Pork Rissoles with Apple and Prune
Butter
1 large onion, finely chopped
Pinch each of freshly ground nutmeg and ground cinnamon
6 stoned prunes, chopped
1 tspn freshly chopped sage
2 small or 1 large bramley apple, peeled cored and chopped into small dice
100g/4oz suet
1 egg, beaten
450g/1lb minced pork
150ml/ 1/4 pint white wine
300ml/ 1/2 pint chicken stock
Arrowroot or cornflour if necessary for a thick sauce
Salt and pepper

Pre heat oven to 180C/350F/Gas 4.

Melt a knob of butter in a frying pan. Add the chopped onion and fry for a few minutes, without colour. Season with the nutmeg and cinnamon and add the prunes. Cook for 1 more minute and rmove from the heat. Add the chopped sage and leave to cool. Add the diced apples, chopped suet, egg and minced pork. Mix well, seasoning with salt and pepper.

The mixture must be well mixed to distribute all the flavours. Divide into 8 meatballs and shallow fry them in another knob of butter to seal and make them golden brown all over. Put them into a roasting tray in a single layer.

Pour the white wine into a saucepan and boil until reduced by three-quarters. Add the chicken stock. Pour this mixture over the meatballs and cook in the oven for 45 minutes until tender.

Lift the balls from the tray and keep warm. Strain off the liquor into a small pan and skim the fat. Then either leave it as a light juice or thicken it by mixing 1 tablespoon of cornflour with cold water and whisking it through the juice over a medium heat.

Serve the rissoles with the gravy and a big pile of mashed potatoes and steamed cabbage.

Quintessentially English I think.

4 comments:

Anonymous said...

I'm not sure about 'quintessentially English', but we certainly have rissoles ere in Wales; which is that cool bit that England is stuck to.

Gash
x

bron said...

It is entirely my misunderstanding of the finer points that makes me think that. Result of growing up in Australia no doubt - which is that big island on the other side of the globe - where I first ate rissoles - though without suet, apple or prunes I loved them none the less.

Plain or gussied up rissoles should be eaten everywhere.

Bron x

Patrick Wolf said...

This is a wonderful recepie, I discovered it in Gary R's Book ages ago and its been in my top 10 ever since.
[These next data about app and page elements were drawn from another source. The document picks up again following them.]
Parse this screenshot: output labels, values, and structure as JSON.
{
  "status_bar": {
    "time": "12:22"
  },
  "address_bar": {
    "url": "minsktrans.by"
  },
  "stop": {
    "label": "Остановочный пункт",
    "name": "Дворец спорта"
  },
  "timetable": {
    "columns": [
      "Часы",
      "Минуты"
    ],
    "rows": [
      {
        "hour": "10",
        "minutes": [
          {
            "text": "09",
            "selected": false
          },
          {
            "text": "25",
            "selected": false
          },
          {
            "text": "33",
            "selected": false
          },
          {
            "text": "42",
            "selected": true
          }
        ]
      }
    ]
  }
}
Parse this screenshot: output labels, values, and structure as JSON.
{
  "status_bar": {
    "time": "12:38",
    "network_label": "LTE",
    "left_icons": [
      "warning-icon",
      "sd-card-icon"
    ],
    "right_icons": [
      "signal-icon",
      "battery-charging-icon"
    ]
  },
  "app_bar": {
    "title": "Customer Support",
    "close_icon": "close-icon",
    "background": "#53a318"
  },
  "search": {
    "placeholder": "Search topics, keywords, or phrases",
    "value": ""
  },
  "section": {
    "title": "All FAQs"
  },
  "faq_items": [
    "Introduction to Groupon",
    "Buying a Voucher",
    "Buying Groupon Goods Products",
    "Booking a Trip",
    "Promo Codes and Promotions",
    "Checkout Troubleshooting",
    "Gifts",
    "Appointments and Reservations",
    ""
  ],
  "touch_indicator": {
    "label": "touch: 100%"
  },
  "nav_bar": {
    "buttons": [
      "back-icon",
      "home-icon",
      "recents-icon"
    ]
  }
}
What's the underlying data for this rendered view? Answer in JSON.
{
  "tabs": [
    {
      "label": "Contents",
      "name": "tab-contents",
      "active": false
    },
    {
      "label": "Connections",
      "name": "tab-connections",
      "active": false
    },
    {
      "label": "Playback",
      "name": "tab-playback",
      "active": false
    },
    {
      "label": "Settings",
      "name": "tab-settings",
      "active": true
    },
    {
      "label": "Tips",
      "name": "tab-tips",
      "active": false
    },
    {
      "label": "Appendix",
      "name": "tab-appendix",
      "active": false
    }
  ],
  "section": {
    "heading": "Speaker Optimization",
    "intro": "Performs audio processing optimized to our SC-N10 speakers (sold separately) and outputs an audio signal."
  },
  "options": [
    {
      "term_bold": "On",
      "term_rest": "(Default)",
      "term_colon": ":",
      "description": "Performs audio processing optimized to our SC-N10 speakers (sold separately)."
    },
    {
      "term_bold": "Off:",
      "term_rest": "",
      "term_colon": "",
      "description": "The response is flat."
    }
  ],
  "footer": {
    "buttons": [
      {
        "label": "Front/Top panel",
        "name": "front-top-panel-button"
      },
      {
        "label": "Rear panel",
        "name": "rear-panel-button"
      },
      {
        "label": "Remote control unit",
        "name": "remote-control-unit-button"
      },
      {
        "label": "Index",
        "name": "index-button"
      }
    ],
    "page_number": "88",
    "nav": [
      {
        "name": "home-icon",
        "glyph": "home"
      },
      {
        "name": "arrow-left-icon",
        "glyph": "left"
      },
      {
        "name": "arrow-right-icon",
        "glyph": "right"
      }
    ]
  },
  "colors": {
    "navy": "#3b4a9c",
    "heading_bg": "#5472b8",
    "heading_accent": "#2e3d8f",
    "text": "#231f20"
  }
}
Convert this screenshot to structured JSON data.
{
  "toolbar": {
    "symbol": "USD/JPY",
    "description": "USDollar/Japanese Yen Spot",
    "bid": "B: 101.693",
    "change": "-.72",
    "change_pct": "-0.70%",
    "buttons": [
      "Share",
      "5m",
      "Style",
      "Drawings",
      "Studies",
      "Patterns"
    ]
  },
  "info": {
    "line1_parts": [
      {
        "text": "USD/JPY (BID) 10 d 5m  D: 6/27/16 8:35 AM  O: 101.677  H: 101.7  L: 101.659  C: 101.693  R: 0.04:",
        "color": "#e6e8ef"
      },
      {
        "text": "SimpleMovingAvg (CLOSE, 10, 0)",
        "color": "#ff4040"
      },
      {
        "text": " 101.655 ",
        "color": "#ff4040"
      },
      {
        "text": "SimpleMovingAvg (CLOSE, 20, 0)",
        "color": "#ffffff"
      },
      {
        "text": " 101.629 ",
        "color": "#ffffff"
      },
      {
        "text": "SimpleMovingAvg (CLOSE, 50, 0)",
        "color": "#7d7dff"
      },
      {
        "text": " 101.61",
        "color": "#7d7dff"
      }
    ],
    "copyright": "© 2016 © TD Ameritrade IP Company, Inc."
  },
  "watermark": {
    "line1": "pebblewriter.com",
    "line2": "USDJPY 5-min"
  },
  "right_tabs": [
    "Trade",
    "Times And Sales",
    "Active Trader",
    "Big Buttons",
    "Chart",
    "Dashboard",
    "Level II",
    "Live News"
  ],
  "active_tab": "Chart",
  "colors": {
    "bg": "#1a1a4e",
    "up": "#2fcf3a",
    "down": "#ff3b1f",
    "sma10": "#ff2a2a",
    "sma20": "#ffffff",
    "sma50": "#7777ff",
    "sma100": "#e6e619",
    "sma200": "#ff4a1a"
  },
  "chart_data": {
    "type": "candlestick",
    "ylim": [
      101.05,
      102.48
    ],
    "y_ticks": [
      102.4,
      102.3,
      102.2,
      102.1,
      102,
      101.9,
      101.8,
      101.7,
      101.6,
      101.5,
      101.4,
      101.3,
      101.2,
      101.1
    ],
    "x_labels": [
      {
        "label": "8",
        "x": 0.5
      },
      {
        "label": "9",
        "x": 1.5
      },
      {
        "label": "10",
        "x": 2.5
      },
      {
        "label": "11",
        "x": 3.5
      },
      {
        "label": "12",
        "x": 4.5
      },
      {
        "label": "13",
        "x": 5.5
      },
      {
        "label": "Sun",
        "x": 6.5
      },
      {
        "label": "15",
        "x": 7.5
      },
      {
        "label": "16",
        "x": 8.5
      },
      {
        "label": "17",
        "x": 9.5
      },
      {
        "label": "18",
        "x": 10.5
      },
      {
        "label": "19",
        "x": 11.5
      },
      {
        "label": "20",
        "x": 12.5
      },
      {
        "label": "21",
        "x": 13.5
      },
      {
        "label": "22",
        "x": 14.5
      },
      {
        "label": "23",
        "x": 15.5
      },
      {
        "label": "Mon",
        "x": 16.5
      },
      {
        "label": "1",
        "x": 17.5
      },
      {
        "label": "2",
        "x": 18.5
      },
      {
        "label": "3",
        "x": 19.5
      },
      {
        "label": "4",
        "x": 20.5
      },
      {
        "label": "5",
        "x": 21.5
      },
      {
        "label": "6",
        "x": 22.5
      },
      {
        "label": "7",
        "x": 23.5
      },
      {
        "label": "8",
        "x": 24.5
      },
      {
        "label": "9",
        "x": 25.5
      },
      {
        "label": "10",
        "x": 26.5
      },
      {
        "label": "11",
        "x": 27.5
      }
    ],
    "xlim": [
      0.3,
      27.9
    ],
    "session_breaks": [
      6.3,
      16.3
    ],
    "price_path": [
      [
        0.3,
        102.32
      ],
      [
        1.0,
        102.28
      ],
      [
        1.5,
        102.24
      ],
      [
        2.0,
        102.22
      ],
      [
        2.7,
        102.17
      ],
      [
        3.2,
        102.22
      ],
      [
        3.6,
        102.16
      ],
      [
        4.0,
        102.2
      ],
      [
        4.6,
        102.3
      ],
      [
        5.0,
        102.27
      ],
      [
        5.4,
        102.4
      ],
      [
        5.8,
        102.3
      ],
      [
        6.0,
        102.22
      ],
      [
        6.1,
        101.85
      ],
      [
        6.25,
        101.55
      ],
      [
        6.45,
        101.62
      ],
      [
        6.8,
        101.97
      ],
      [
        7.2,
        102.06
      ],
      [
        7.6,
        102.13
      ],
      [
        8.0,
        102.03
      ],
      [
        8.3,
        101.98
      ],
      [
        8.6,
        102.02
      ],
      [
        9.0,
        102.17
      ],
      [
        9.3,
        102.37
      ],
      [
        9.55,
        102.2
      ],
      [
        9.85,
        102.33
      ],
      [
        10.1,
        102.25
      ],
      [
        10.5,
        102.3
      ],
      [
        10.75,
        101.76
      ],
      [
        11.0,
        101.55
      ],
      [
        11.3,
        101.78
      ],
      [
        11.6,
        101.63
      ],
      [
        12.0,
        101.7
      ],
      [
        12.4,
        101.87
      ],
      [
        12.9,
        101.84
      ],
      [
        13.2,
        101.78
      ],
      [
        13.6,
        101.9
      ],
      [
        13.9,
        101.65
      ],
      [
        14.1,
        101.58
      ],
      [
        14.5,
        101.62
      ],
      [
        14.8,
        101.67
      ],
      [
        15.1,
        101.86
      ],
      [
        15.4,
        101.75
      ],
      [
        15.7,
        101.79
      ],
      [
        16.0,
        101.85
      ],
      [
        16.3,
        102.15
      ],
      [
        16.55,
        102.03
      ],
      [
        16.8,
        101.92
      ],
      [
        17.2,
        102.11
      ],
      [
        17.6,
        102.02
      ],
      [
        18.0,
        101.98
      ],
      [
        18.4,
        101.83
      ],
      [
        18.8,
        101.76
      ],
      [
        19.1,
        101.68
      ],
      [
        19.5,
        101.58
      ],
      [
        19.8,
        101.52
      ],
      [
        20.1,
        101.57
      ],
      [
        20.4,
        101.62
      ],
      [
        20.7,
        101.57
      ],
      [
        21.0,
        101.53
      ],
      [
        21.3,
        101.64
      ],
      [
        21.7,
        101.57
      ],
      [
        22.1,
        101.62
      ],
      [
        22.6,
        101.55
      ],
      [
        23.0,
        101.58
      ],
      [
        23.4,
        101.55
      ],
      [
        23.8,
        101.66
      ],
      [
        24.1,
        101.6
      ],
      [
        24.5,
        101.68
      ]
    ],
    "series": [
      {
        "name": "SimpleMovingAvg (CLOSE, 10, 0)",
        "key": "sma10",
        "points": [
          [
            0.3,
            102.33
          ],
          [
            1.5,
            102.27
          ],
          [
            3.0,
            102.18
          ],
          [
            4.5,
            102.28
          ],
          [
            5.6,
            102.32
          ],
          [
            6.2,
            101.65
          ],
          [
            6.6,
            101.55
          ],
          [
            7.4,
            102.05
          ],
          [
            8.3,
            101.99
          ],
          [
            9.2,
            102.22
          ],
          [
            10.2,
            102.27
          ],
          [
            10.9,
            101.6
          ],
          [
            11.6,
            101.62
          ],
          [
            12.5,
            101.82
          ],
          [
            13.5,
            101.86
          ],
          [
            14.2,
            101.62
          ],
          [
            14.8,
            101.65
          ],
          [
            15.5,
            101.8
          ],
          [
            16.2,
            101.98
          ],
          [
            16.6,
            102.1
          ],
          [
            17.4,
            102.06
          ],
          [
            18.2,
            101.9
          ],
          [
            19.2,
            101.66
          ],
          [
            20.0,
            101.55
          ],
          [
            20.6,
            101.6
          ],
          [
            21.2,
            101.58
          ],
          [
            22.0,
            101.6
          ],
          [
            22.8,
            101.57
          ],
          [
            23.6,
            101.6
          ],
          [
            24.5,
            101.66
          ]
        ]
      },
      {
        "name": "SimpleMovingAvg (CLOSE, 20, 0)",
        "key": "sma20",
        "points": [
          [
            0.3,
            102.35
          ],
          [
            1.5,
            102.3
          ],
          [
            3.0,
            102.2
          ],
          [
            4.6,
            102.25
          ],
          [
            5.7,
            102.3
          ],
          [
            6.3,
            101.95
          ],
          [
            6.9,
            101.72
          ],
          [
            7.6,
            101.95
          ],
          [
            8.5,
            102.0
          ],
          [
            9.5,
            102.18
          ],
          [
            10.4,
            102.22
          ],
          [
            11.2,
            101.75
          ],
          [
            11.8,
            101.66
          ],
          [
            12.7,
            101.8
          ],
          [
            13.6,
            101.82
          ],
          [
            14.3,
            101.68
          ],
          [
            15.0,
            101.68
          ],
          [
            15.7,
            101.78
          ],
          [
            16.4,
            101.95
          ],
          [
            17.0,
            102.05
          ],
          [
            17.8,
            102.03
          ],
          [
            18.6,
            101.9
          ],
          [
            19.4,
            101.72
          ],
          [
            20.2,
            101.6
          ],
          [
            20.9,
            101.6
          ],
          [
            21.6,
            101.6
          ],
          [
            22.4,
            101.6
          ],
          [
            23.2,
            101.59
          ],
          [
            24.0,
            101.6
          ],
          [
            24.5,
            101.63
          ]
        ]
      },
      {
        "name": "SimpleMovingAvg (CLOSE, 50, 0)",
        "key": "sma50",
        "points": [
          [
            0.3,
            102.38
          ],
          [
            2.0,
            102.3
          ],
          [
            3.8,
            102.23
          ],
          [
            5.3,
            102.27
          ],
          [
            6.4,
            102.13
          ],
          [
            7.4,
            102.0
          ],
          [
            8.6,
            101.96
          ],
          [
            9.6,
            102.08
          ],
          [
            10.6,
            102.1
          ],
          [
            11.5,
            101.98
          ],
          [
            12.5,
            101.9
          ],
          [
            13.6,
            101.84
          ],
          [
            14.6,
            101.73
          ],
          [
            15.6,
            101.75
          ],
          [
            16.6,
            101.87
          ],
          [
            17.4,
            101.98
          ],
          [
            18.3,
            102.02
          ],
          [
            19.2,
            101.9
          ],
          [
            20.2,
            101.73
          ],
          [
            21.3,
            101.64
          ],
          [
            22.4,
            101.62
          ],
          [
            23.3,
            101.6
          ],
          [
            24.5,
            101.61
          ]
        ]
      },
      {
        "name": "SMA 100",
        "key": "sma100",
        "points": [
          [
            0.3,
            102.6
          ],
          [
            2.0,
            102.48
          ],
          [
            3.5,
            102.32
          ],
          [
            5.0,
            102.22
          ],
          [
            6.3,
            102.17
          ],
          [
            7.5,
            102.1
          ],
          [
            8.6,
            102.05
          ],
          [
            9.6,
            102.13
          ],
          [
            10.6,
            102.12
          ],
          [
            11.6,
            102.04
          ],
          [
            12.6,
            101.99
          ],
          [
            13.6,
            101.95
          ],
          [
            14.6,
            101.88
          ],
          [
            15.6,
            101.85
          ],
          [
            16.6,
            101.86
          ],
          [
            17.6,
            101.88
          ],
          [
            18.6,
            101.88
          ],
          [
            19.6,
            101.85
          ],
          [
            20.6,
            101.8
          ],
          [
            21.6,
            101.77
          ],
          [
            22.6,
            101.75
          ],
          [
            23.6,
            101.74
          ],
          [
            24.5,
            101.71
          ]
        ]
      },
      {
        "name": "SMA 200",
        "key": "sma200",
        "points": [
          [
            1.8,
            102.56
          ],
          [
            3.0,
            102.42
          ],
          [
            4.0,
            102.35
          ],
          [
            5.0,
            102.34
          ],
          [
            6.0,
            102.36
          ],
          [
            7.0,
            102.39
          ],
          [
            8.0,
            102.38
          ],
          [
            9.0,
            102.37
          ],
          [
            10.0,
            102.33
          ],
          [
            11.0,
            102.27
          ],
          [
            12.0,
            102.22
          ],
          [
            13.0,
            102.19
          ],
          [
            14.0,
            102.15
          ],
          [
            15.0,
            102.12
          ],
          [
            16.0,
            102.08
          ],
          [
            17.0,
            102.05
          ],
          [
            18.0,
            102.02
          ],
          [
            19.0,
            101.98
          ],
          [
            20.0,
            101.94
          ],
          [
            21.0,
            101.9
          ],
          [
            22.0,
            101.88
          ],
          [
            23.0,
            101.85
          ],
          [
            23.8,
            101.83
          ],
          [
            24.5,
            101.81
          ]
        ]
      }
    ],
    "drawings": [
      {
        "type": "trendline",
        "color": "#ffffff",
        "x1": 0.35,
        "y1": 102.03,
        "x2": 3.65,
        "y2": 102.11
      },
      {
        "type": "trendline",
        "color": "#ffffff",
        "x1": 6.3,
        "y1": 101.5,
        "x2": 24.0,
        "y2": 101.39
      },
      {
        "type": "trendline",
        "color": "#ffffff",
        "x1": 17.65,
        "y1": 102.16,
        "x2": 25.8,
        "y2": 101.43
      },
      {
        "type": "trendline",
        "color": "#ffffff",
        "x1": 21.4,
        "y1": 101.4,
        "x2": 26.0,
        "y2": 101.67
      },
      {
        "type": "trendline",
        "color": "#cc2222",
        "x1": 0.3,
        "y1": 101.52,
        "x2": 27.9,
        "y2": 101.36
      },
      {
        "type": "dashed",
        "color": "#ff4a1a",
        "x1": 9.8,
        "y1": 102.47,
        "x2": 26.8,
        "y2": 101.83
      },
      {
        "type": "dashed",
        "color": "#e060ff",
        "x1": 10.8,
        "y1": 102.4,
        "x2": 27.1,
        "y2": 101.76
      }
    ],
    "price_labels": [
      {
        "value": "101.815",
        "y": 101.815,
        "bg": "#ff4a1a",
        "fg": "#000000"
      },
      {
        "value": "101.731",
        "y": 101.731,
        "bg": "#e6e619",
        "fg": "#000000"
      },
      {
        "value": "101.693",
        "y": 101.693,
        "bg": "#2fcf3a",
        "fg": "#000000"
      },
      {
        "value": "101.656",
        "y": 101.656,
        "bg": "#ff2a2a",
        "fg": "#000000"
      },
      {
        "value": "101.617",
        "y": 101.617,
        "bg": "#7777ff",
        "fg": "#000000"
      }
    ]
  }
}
When dinner partying, I like to make a whole batch of em and stack them up in a pyramid like profiteroles - I agree in saying that they are quintessentially English, they're so morish and rich, you coud stick tiny union jack flags in them and serve an embassy these great british balls.

bron said...

Patrick Wolf what a fabulous idea!